Vietnamese agricultural exports have been hit by the severe drought (Photo: VNA)

HCM City (VNA) – Despite the Government’s willingness to enter into free trade agreements, Vietnamese companies are not taking advantage of such pacts to increase exports and are even losing out on their home turf to foreign rivals.

The 2015 annual Vietnam Business Report shows foreign companies accounted for 71 percent of the country’s exports, with local firms’ share shrinking, according to Saigon Entrepreneurs newspaper.

In the first five months of this year, local businesses’ exports grew by only 3.9 percent to 19.44 billion USD, accounting for 28 percent of exports. In comparison, FDI companies reported growth of 7.7 percent while overall growth was 6.6 percent.

The Government in fact offers many incentives for exports, but domestic companies have been unable to cope with challenges facing the global business environment.

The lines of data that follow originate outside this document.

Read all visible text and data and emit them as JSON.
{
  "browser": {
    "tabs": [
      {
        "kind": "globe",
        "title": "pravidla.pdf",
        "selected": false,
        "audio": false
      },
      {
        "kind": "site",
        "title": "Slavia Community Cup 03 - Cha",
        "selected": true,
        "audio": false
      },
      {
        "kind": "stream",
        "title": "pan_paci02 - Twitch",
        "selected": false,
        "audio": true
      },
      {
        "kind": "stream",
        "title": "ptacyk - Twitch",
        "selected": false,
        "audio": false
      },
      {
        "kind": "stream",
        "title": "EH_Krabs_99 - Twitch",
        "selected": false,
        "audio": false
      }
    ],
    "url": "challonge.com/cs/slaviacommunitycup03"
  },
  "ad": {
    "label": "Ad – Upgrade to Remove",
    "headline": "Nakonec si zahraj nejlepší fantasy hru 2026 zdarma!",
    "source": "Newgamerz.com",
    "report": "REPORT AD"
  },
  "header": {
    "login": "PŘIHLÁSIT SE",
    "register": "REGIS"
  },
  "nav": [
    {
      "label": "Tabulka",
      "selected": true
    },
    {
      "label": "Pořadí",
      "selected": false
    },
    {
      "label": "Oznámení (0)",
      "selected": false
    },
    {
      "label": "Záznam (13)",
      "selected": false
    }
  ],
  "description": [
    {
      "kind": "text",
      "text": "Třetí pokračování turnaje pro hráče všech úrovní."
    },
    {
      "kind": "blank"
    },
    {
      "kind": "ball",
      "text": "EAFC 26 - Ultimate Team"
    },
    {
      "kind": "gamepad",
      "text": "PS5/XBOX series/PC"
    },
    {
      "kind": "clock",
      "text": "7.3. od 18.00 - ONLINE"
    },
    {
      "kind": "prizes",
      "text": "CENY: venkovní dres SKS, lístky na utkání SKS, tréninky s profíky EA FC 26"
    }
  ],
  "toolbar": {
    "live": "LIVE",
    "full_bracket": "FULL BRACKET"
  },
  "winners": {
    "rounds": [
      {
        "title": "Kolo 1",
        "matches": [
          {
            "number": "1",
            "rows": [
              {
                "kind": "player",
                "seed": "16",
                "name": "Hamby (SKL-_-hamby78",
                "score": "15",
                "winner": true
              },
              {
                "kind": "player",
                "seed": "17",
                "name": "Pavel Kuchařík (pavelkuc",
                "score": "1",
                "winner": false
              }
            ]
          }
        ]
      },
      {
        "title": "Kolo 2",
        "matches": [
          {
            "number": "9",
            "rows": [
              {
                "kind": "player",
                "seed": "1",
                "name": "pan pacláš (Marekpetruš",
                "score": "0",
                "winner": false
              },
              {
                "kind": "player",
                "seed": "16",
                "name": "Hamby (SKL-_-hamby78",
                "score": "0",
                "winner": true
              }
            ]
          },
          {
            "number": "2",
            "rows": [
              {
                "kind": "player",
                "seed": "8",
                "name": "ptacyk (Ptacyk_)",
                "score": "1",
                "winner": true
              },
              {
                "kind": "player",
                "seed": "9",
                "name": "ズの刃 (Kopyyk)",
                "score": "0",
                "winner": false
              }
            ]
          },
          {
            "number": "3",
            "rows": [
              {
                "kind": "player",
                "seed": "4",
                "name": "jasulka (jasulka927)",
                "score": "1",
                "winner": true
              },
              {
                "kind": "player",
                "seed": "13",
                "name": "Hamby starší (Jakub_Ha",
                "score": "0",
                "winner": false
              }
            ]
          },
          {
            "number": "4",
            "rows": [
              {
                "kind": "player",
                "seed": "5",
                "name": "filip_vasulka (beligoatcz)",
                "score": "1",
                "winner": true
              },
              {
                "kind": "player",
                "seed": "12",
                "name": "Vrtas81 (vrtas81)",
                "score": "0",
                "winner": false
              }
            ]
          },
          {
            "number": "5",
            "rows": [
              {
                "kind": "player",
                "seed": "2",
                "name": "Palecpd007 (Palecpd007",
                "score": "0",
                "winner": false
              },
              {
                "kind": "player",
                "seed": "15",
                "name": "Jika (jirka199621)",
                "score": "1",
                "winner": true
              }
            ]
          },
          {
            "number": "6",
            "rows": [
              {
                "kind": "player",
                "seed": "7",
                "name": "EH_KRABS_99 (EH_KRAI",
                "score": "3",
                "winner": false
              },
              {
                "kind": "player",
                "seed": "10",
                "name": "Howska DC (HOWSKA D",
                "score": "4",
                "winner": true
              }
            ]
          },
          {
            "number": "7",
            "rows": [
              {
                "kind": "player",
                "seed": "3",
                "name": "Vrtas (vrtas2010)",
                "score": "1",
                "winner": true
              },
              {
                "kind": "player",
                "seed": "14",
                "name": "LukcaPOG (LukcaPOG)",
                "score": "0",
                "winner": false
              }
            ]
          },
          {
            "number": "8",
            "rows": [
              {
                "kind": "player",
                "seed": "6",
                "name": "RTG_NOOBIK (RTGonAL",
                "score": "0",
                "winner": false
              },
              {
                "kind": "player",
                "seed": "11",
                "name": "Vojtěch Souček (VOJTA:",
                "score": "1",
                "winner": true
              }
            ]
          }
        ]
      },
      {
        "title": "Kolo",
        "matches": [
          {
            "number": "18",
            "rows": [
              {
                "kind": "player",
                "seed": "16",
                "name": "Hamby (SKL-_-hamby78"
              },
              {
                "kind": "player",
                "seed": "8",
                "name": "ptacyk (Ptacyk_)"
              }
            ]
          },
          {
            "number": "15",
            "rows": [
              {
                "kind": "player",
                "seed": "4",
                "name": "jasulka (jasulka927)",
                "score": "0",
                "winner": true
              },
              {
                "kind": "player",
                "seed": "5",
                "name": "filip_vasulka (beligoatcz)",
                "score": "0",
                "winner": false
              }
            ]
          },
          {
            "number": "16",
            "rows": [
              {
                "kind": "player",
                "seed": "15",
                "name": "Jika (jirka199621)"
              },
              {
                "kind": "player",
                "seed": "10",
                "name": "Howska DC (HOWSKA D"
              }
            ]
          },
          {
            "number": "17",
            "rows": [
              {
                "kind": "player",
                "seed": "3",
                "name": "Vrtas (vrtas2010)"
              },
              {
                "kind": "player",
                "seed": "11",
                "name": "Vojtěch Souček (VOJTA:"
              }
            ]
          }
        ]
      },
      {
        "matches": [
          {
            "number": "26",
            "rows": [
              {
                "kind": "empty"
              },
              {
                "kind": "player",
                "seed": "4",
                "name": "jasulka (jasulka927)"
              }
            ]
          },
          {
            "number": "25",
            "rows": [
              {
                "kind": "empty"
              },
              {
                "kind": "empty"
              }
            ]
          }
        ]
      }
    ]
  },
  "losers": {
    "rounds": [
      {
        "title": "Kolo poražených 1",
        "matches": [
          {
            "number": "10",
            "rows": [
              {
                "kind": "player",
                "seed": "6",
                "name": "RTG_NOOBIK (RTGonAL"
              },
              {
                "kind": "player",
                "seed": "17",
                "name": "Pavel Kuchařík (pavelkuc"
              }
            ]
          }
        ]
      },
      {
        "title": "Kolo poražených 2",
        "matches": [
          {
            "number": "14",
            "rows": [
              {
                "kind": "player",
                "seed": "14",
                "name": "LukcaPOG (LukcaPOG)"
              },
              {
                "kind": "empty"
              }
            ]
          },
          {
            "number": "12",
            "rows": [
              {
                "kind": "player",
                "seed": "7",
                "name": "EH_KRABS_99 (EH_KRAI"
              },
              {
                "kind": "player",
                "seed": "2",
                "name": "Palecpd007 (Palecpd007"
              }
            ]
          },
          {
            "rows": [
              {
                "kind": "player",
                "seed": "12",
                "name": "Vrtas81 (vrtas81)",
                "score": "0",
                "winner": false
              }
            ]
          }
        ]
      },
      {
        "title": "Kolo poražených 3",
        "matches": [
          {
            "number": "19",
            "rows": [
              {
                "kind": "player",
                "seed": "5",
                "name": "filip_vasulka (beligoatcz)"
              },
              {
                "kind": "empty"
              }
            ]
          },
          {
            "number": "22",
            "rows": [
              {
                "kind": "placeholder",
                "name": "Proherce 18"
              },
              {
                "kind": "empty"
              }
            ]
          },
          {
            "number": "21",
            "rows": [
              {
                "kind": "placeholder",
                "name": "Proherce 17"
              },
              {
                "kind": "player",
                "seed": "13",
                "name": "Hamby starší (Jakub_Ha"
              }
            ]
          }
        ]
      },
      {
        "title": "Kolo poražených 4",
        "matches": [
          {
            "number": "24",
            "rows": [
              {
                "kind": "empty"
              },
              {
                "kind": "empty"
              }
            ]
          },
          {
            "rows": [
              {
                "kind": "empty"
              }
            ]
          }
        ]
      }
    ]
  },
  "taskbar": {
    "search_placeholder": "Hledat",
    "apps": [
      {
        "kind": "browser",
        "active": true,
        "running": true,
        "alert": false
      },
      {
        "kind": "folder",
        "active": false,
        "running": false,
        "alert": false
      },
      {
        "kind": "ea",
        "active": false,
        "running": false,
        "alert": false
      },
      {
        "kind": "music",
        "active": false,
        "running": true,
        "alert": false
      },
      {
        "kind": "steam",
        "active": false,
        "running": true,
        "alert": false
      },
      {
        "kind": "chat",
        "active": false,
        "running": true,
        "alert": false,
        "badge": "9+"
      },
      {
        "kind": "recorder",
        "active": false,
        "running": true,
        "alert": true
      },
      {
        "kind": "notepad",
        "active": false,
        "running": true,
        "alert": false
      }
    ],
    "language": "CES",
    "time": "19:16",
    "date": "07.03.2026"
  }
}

Around 97 percent of local enterprises are small- or medium-sized and most of them are outside the global value chain. Their ability to take advantage of Vietnam’s international integration is very low and they are not ready to compete.

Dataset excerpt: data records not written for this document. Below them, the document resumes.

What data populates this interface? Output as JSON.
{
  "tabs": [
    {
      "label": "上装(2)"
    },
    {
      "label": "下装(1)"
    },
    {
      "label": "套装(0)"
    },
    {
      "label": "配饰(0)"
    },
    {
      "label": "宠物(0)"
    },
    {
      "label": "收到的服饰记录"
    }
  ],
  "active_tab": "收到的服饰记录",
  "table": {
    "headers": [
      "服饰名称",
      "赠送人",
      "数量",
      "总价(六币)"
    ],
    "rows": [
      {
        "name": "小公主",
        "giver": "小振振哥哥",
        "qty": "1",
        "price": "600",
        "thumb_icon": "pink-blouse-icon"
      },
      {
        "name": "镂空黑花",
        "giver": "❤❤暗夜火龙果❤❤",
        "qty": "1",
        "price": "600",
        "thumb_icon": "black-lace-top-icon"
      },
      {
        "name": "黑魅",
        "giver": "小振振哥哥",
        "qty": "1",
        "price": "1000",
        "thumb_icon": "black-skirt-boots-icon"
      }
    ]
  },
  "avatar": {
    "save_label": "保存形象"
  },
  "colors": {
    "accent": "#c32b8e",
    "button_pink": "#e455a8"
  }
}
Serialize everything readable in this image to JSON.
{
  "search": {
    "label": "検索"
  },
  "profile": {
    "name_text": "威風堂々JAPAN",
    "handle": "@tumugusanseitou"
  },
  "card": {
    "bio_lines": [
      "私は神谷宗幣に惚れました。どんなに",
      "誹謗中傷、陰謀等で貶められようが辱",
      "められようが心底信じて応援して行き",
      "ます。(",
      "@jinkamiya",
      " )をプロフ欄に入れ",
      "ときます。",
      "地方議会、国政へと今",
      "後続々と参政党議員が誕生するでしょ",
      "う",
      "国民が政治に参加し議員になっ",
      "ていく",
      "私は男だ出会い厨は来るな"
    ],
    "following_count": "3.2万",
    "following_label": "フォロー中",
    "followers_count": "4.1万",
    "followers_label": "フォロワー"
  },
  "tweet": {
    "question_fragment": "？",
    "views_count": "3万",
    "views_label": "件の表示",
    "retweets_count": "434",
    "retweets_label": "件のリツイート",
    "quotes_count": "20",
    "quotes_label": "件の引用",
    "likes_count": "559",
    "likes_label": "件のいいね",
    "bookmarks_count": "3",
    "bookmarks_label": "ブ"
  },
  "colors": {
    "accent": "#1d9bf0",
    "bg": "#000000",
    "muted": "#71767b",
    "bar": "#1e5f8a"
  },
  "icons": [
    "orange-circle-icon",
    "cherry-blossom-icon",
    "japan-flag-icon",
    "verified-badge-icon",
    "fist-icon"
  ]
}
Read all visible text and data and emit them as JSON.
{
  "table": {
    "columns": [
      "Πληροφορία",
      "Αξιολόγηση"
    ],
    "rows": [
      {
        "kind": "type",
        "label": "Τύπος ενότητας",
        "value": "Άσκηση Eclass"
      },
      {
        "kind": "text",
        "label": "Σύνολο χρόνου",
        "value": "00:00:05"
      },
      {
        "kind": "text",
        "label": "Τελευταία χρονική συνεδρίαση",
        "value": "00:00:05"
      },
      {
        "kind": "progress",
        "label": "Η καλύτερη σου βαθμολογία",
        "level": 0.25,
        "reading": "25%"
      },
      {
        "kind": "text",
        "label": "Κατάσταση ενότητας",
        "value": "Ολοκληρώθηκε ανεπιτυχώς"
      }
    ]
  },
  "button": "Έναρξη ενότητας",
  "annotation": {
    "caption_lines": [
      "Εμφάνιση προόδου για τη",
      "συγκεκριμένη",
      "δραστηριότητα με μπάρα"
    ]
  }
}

From next year Vietnamese companies cannot borrow in foreign currencies and dong loans carry much higher interest rates, and this will be another blow to the competitiveness of many companies.

The ban comes as part of the central bank’s efforts to stop dollarisation of the economy.

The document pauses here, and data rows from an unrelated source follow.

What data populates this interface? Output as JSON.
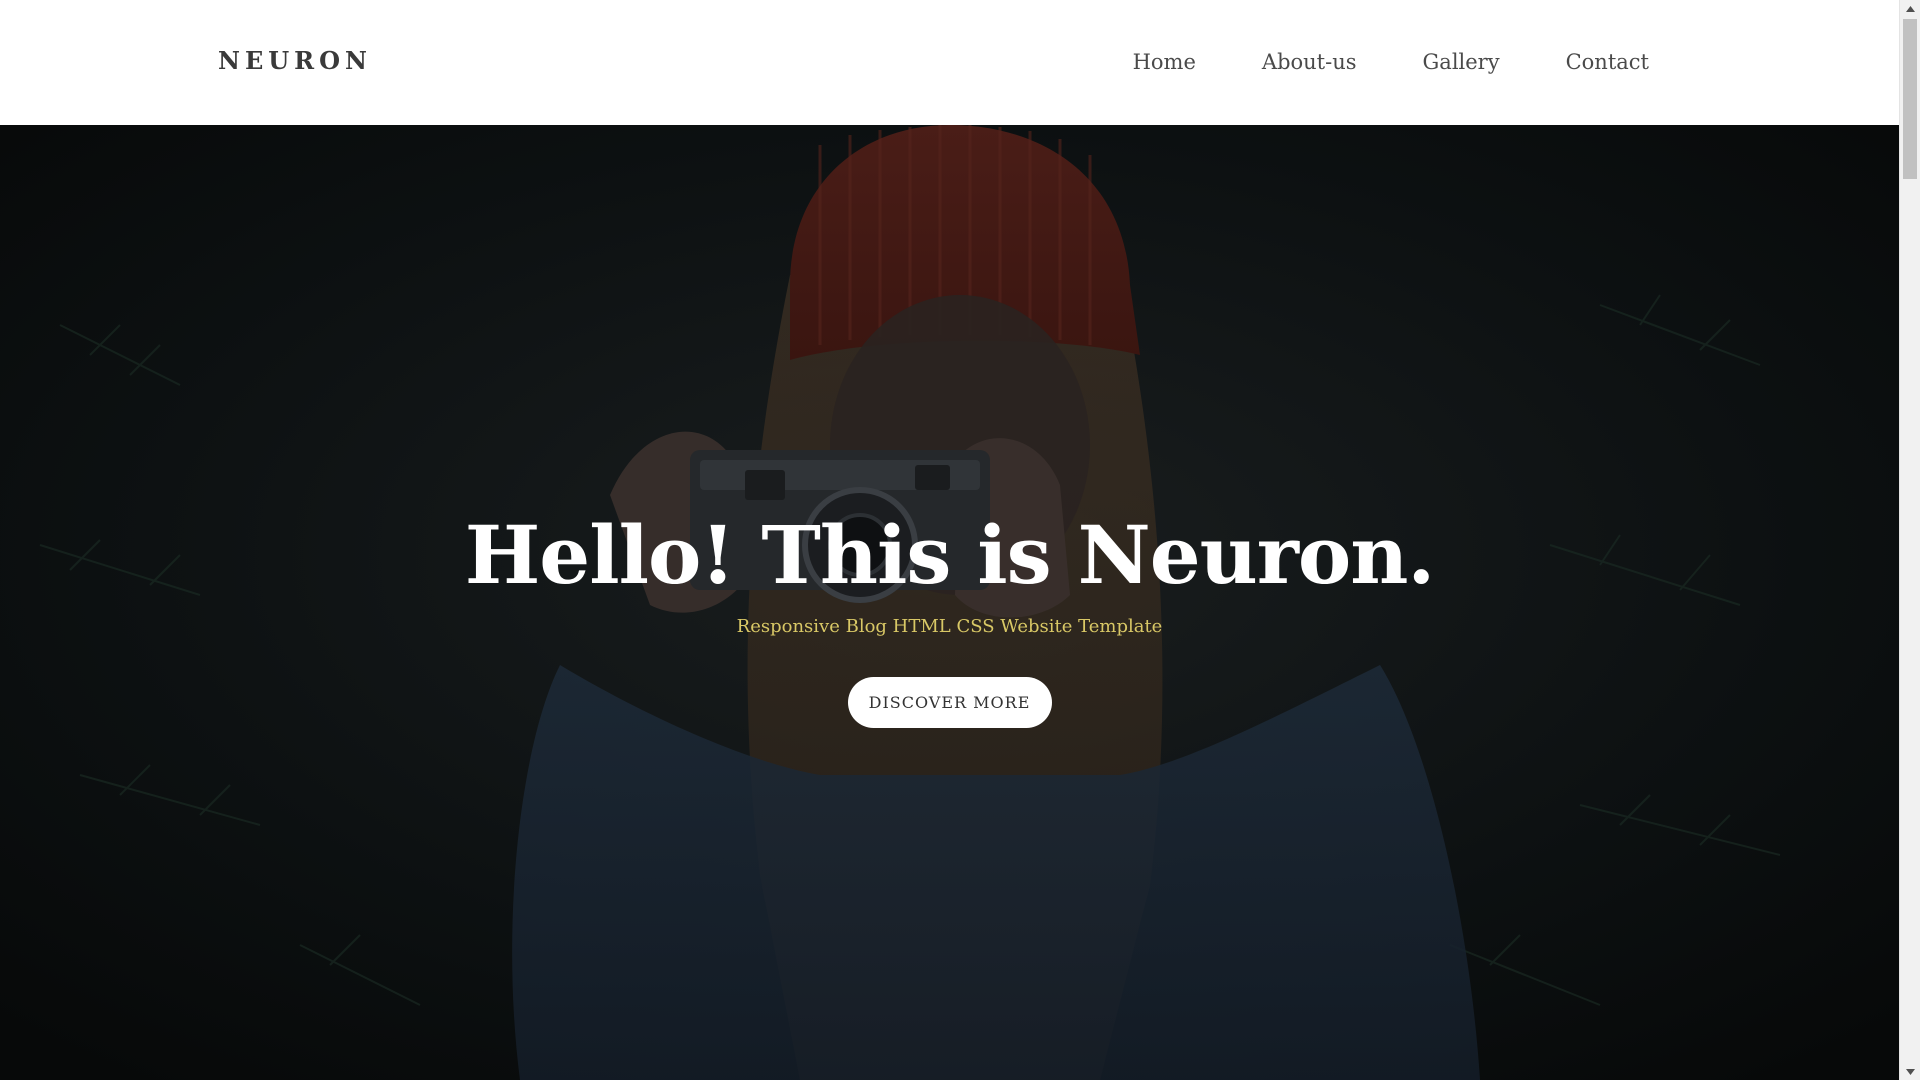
{
  "navbar": {
    "brand": "NEURON",
    "links": [
      {
        "label": "Home"
      },
      {
        "label": "About-us"
      },
      {
        "label": "Gallery"
      },
      {
        "label": "Contact"
      }
    ]
  },
  "hero": {
    "title": "Hello! This is Neuron.",
    "subtitle": "Responsive Blog HTML CSS Website Template",
    "button_label": "DISCOVER MORE",
    "background_image": "photo of a woman in a red beanie holding a camera in front of evergreen trees (darkened overlay)"
  },
  "colors": {
    "nav_background": "#ffffff",
    "brand_text": "#3a3a3a",
    "nav_text": "#4a4a4a",
    "hero_title": "#ffffff",
    "hero_subtitle": "#d9c866",
    "button_background": "#ffffff",
    "button_text": "#333333"
  }
}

Bank lending rates in neighbouring countries like Thailand, Malaysia, and China are only 3 – 4.5 percent.

The strong dong is another factor that affects companies’ competitiveness. In recent times, while other currencies have fallen sharply against the US dollar, the Vietnamese currency has been very steady.

It makes Vietnamese exports costlier.

Economists estimate the dong to be overvalued by around 20 percent.

Low productivity is another weakness of Vietnamese companies, and in recent times natural disasters like severe drought and pollution have also hit exports.

Drought this year and the resultant seawater intrusion in the Mekong River Delta, and environmental pollution in the central region have sharply reduced seafood exports, one of Vietnam’s strong suits.

Furthermore, Vietnamese seafood products will also come under close scrutiny in export markets as a result.

European authorities have already notified all EU members that they should tighten checks of imports from Vietnam.

The 2015 Vietnam Businesses Report also said that the size of Vietnamese companies and their number of workers have shrunk.

With domestic firms frittering away the advantages offered by FTAs, their foreign rivals will only be happy to step into the breach.-VNA